I can't tell you the last time I bought a PC. Maybe it's because I still cling to the idea that a Mac really isn't a PC, or perhaps it's simply because I see absolutely no reason to buy a new notebook or desktop right now. As time goes on, I find my need for those devices dwindle.
Judging by the latest PC sales figures from research firms Gartner and IDC, I’m not alone. Gartner reported earlier this week that PC shipments in the second quarter dropped to 76 million units, down 10.9 percent year-over-year. IDC pegged the shipment number at 75.6 million units, creating a drop of 11.4 percent compared to the same period in the prior year. In either case, PCs are in deep, deep trouble.
But why? What has happened to the PC space? Believe it or not, it might just come down to three simple factors.
1. Tablets, obviously
This wouldn’t be a TabTimes column if I didn’t mention tablets, right? Still, it’s quite clear, given the rash of bad news in the PC space, that tablets are chiefly to blame for the rapid decline in computer sales.
But don’t take my word for it. Earlier this week, Gartner principal analyst Mikako Kitagawa said the decline in PC shipments is due to changing customer preferences.
“We are seeing the PC market reduction directly tied to the shrinking installed base of PCs, as inexpensive tablets displace the low-end machines used primarily for consumption in mature and developed markets,” Kitagawa said.
The analyst went on to say that in key emerging markets, people are more likely to buy a tablet, due mainly to its cheap price tag, than invest in a PC. Plus, the touch functionality tablets offer deliver an intuitive experience that those who are new to the Web and applications benefit from.
In other words, in both emerging markets and in developed countries, consumers are finding reasons to buy tablets and ignore PCs. And as Jay Chou, IDC’s senior analyst said recently in a statement, not enough is being done by PC makers “in launching attractive products and addressing competition from devices like tablets.”
2. The dying desktop and mini-notebook
Years ago, we were hearing about the death of desktops.
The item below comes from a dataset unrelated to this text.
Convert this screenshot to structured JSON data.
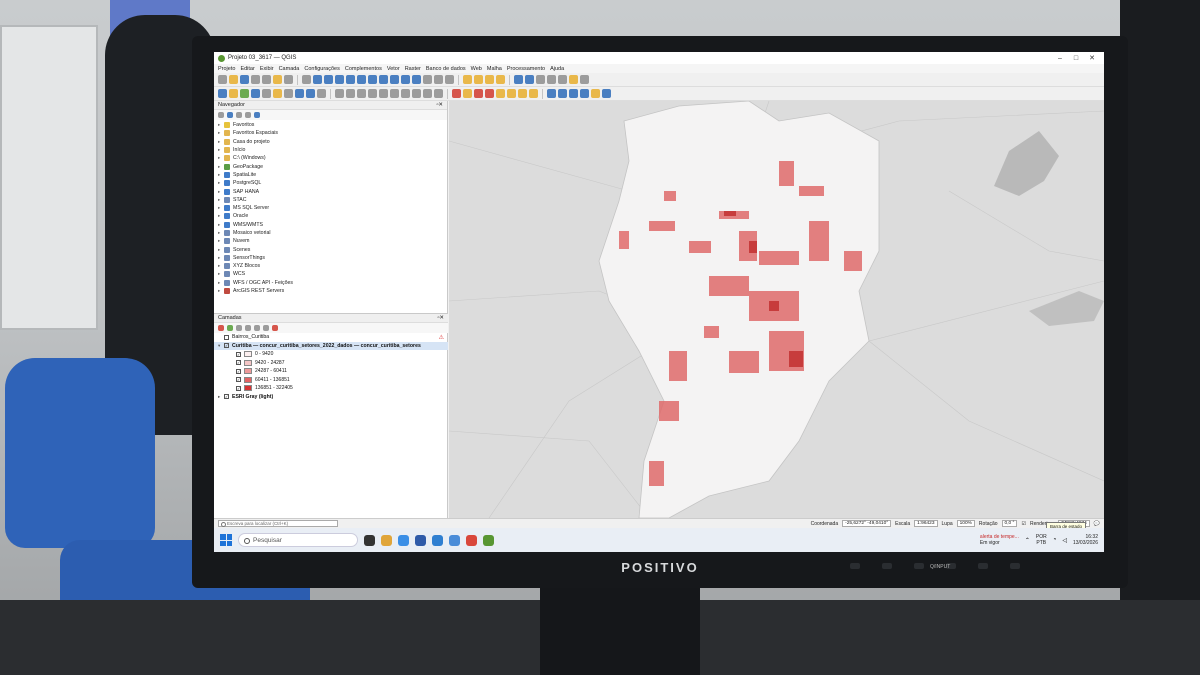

Nearly every analyst and market researcher said that the future was going to be one that was dominated by mobile products, and desktops, which tie people to their office chairs, would go the way of the Dodo.
I’m not sure that desktops will eventually die out – after all, there’s still a huge market for high-end graphics and plenty of professional applications that require or at least perform better on a big screen, as well as gaming – but it’s clear that desktop shipments will continue to decline.
Historically, that wasn’t such a bad thing for PC makers because notebooks would make up for the shortfall. Nowadays, though, that’s not happening.
One of the main reasons that is not happening is due to slumping mini-notebook sales. Kitagawa was quick to point out the many issues with the PC market, but the analysts comments were especially biting when it came to netbooks and other lightweight notebooks: the market for those devices has collapsed.
And therein lies the rub. Desktops were expected to decline, but notebooks – and especially lightweight notebooks – were expected to prop up the market. Thanks to tablets, that’s not happening.
3. The changing enterprise
The enterprise is a key ingredient in PC sales. Each year, companies around the globe buy up new computers in bulk. But there’s just one problem: a new trend has developed that is having a profoundly negative impact on the PC market: BYOD.
Companies around the globe are now allowing employees to bring their own products into the office and use them for corporate activities. And in a shockingly high number of cases, that means allowing those employees to bring into the office tablets and smartphones that, just a few years ago, the IT side would have never accepted.
For the corporate world, however, it’s a boon. Companies can save all of the cash they might have previously invested in PCs, and dedicate it to other solutions, like cloud-based programs. What’s worse for PC vendors – consumers are increasingly buying tablets and Macs and other products that the corporate world wouldn’t necessarily invest in.
So, the paradigm has shifted. No longer are PC makers able to credibly determine where their next sale is coming from. And in a huge number of cases, they’re finding that enterprise customers are more likely to buy their way lower margin tablets than their PCs.